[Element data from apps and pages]
------------------------------------------------------------
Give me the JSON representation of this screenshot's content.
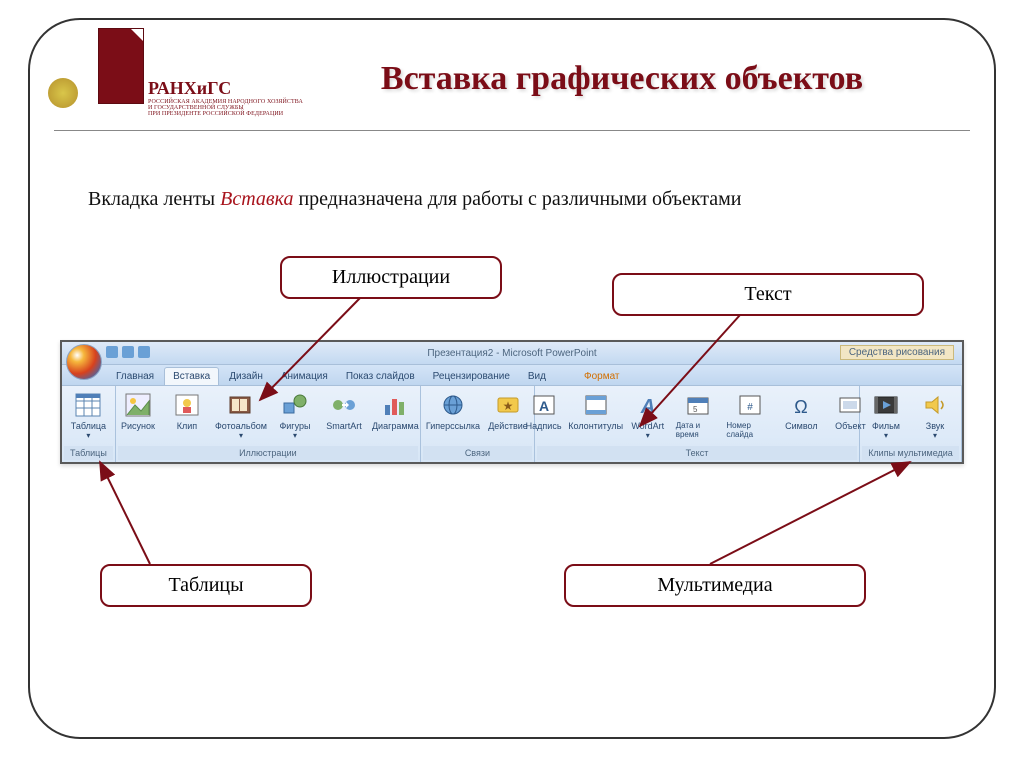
{
  "logo": {
    "text": "РАНХиГС"
  },
  "title": "Вставка графических объектов",
  "description": {
    "pre": "Вкладка ленты ",
    "keyword": "Вставка",
    "post": " предназначена для работы  с различными объектами"
  },
  "callouts": {
    "illustrations": "Иллюстрации",
    "text": "Текст",
    "tables": "Таблицы",
    "multimedia": "Мультимедиа"
  },
  "ribbon": {
    "app_title": "Презентация2 - Microsoft PowerPoint",
    "context_title": "Средства рисования",
    "tabs": [
      "Главная",
      "Вставка",
      "Дизайн",
      "Анимация",
      "Показ слайдов",
      "Рецензирование",
      "Вид"
    ],
    "active_tab": "Вставка",
    "format_tab": "Формат",
    "groups": {
      "tables": {
        "label": "Таблицы",
        "buttons": [
          "Таблица"
        ]
      },
      "illustrations": {
        "label": "Иллюстрации",
        "buttons": [
          "Рисунок",
          "Клип",
          "Фотоальбом",
          "Фигуры",
          "SmartArt",
          "Диаграмма"
        ]
      },
      "links": {
        "label": "Связи",
        "buttons": [
          "Гиперссылка",
          "Действие"
        ]
      },
      "text": {
        "label": "Текст",
        "buttons": [
          "Надпись",
          "Колонтитулы",
          "WordArt",
          "Дата и время",
          "Номер слайда",
          "Символ",
          "Объект"
        ]
      },
      "media": {
        "label": "Клипы мультимедиа",
        "buttons": [
          "Фильм",
          "Звук"
        ]
      }
    }
  }
}
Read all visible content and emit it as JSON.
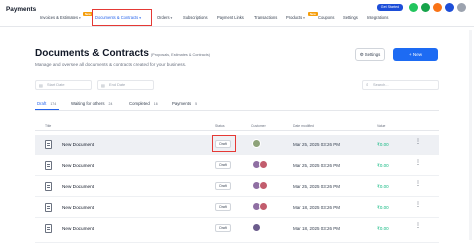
{
  "app": {
    "title": "Payments"
  },
  "nav": {
    "items": [
      {
        "label": "Invoices & Estimates",
        "chevron": true,
        "badge": "New"
      },
      {
        "label": "Documents & Contracts",
        "chevron": true,
        "active": true
      },
      {
        "label": "Orders",
        "chevron": true
      },
      {
        "label": "Subscriptions"
      },
      {
        "label": "Payment Links"
      },
      {
        "label": "Transactions"
      },
      {
        "label": "Products",
        "chevron": true,
        "badge": "New"
      },
      {
        "label": "Coupons"
      },
      {
        "label": "Settings"
      },
      {
        "label": "Integrations"
      }
    ],
    "get_started": "Get Started",
    "icon_colors": [
      "#22c55e",
      "#16a34a",
      "#f97316",
      "#1d4ed8",
      "#9ca3af"
    ]
  },
  "header": {
    "title": "Documents & Contracts",
    "subtitle": "(Proposals, Estimates & Contracts)",
    "description": "Manage and oversee all documents & contracts created for your business.",
    "settings_label": "Settings",
    "new_label": "New",
    "new_prefix": "+"
  },
  "filters": {
    "start_date_placeholder": "Start Date",
    "end_date_placeholder": "End Date",
    "search_placeholder": "Search..."
  },
  "status_tabs": [
    {
      "label": "Draft",
      "count": "174",
      "active": true
    },
    {
      "label": "Waiting for others",
      "count": "24"
    },
    {
      "label": "Completed",
      "count": "16"
    },
    {
      "label": "Payments",
      "count": "5"
    }
  ],
  "table": {
    "headers": [
      "Title",
      "Status",
      "Customer",
      "Date modified",
      "Value"
    ],
    "rows": [
      {
        "title": "New Document",
        "status": "Draft",
        "date": "Mar 25, 2025 03:26 PM",
        "value": "₹0.00",
        "avatars": [
          "#8ea37a"
        ],
        "highlight": true
      },
      {
        "title": "New Document",
        "status": "Draft",
        "date": "Mar 25, 2025 03:26 PM",
        "value": "₹0.00",
        "avatars": [
          "#8f6fa3",
          "#c25d6d"
        ]
      },
      {
        "title": "New Document",
        "status": "Draft",
        "date": "Mar 25, 2025 03:26 PM",
        "value": "₹0.00",
        "avatars": [
          "#8f6fa3",
          "#c25d6d"
        ]
      },
      {
        "title": "New Document",
        "status": "Draft",
        "date": "Mar 18, 2025 03:26 PM",
        "value": "₹0.00",
        "avatars": [
          "#8f6fa3",
          "#c25d6d"
        ]
      },
      {
        "title": "New Document",
        "status": "Draft",
        "date": "Mar 18, 2025 03:26 PM",
        "value": "₹0.00",
        "avatars": [
          "#6b5c8c"
        ]
      }
    ]
  },
  "colors": {
    "accent": "#2563eb",
    "value_green": "#10b981",
    "highlight_red": "#e53935"
  }
}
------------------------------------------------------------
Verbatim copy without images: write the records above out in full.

Give me the JSON representation of this screenshot's content.
{
  "logo": {
    "text": "РАНХиГС"
  },
  "title": "Вставка графических объектов",
  "description": {
    "pre": "Вкладка ленты ",
    "keyword": "Вставка",
    "post": " предназначена для работы  с различными объектами"
  },
  "callouts": {
    "illustrations": "Иллюстрации",
    "text": "Текст",
    "tables": "Таблицы",
    "multimedia": "Мультимедиа"
  },
  "ribbon": {
    "app_title": "Презентация2 - Microsoft PowerPoint",
    "context_title": "Средства рисования",
    "tabs": [
      "Главная",
      "Вставка",
      "Дизайн",
      "Анимация",
      "Показ слайдов",
      "Рецензирование",
      "Вид"
    ],
    "active_tab": "Вставка",
    "format_tab": "Формат",
    "groups": {
      "tables": {
        "label": "Таблицы",
        "buttons": [
          "Таблица"
        ]
      },
      "illustrations": {
        "label": "Иллюстрации",
        "buttons": [
          "Рисунок",
          "Клип",
          "Фотоальбом",
          "Фигуры",
          "SmartArt",
          "Диаграмма"
        ]
      },
      "links": {
        "label": "Связи",
        "buttons": [
          "Гиперссылка",
          "Действие"
        ]
      },
      "text": {
        "label": "Текст",
        "buttons": [
          "Надпись",
          "Колонтитулы",
          "WordArt",
          "Дата и время",
          "Номер слайда",
          "Символ",
          "Объект"
        ]
      },
      "media": {
        "label": "Клипы мультимедиа",
        "buttons": [
          "Фильм",
          "Звук"
        ]
      }
    }
  }
}
Read all visible content and emit it as JSON.
{
  "app": {
    "title": "Payments"
  },
  "nav": {
    "items": [
      {
        "label": "Invoices & Estimates",
        "chevron": true,
        "badge": "New"
      },
      {
        "label": "Documents & Contracts",
        "chevron": true,
        "active": true
      },
      {
        "label": "Orders",
        "chevron": true
      },
      {
        "label": "Subscriptions"
      },
      {
        "label": "Payment Links"
      },
      {
        "label": "Transactions"
      },
      {
        "label": "Products",
        "chevron": true,
        "badge": "New"
      },
      {
        "label": "Coupons"
      },
      {
        "label": "Settings"
      },
      {
        "label": "Integrations"
      }
    ],
    "get_started": "Get Started",
    "icon_colors": [
      "#22c55e",
      "#16a34a",
      "#f97316",
      "#1d4ed8",
      "#9ca3af"
    ]
  },
  "header": {
    "title": "Documents & Contracts",
    "subtitle": "(Proposals, Estimates & Contracts)",
    "description": "Manage and oversee all documents & contracts created for your business.",
    "settings_label": "Settings",
    "new_label": "New",
    "new_prefix": "+"
  },
  "filters": {
    "start_date_placeholder": "Start Date",
    "end_date_placeholder": "End Date",
    "search_placeholder": "Search..."
  },
  "status_tabs": [
    {
      "label": "Draft",
      "count": "174",
      "active": true
    },
    {
      "label": "Waiting for others",
      "count": "24"
    },
    {
      "label": "Completed",
      "count": "16"
    },
    {
      "label": "Payments",
      "count": "5"
    }
  ],
  "table": {
    "headers": [
      "Title",
      "Status",
      "Customer",
      "Date modified",
      "Value"
    ],
    "rows": [
      {
        "title": "New Document",
        "status": "Draft",
        "date": "Mar 25, 2025 03:26 PM",
        "value": "₹0.00",
        "avatars": [
          "#8ea37a"
        ],
        "highlight": true
      },
      {
        "title": "New Document",
        "status": "Draft",
        "date": "Mar 25, 2025 03:26 PM",
        "value": "₹0.00",
        "avatars": [
          "#8f6fa3",
          "#c25d6d"
        ]
      },
      {
        "title": "New Document",
        "status": "Draft",
        "date": "Mar 25, 2025 03:26 PM",
        "value": "₹0.00",
        "avatars": [
          "#8f6fa3",
          "#c25d6d"
        ]
      },
      {
        "title": "New Document",
        "status": "Draft",
        "date": "Mar 18, 2025 03:26 PM",
        "value": "₹0.00",
        "avatars": [
          "#8f6fa3",
          "#c25d6d"
        ]
      },
      {
        "title": "New Document",
        "status": "Draft",
        "date": "Mar 18, 2025 03:26 PM",
        "value": "₹0.00",
        "avatars": [
          "#6b5c8c"
        ]
      }
    ]
  },
  "colors": {
    "accent": "#2563eb",
    "value_green": "#10b981",
    "highlight_red": "#e53935"
  }
}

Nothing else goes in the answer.